One approach will see specialised fibre supporting small cells to offer enhanced coverage in high-usage public areas, crucial for edge and microdata centres. As 5G and open RAN models gain traction, this infrastructure's potential grows. Although dense urban areas present installation challenges due to high costs and complexities, the potential returns are significant, with fewer competitors in the "FTT-street furniture" niche. To capitalise on this, fibre companies will adopt a strategic approach, utilising neutral hosts or "open-access fibre" to cut costs. Thorough planning and leveraging existing infrastructures, along with collaboration with industry groups and monitoring 5G developments, are essential for success in this domain.
NaaS (network-as-a-service) models provide the essential infrastructure and technologies to enable smart applications to dynamically adjust their behaviour based on real-time network conditions and user requirements.
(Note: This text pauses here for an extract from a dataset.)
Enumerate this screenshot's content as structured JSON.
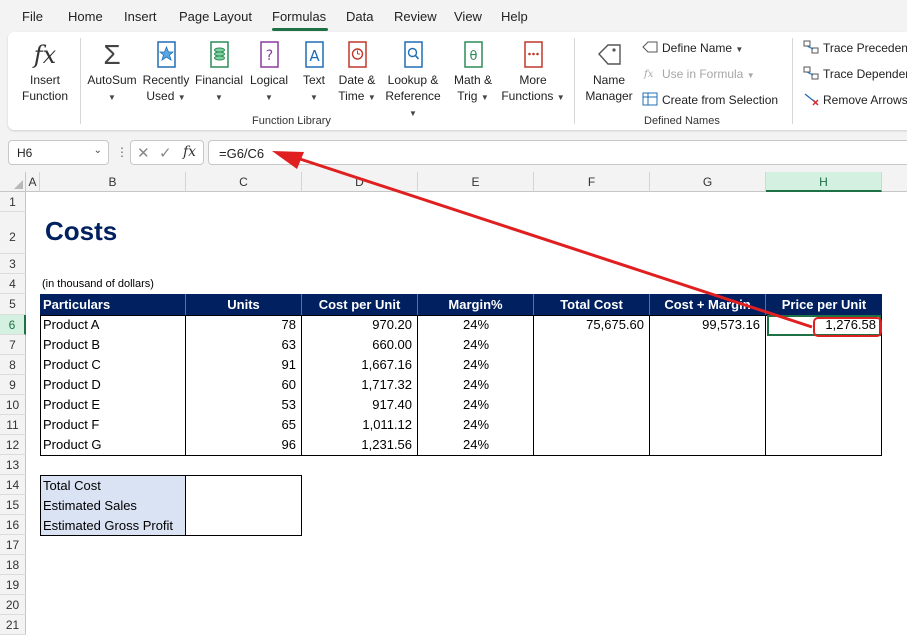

By 2030, we expect that many service providers will have adopted this business model. For intense consumer applications such as cloud gaming, the ability to interface with a high performance network will have significant impact on the customer experience and drive increased customer satisfaction.
In order to do this, service providers will need to expose network APIs to developers to allow applications to gather real-time information about network conditions, such as latency, congestion, and available resources. Going forward, applications will both interact and potentially instruct networks based on their requirements.
The future of networking will be marked by a paradigm shift towards openness, collaboration, and innovation. Service providers who embrace these principles, as well as invest smartly in the required new infrastructure and architectures, will be in a strong position to support the next generation of digital solutions. In coming articles, we will explore in more detail how these changes will create opportunities in gaming and video analytics, analysing the specific characteristics of each area and the nature of the opportunity.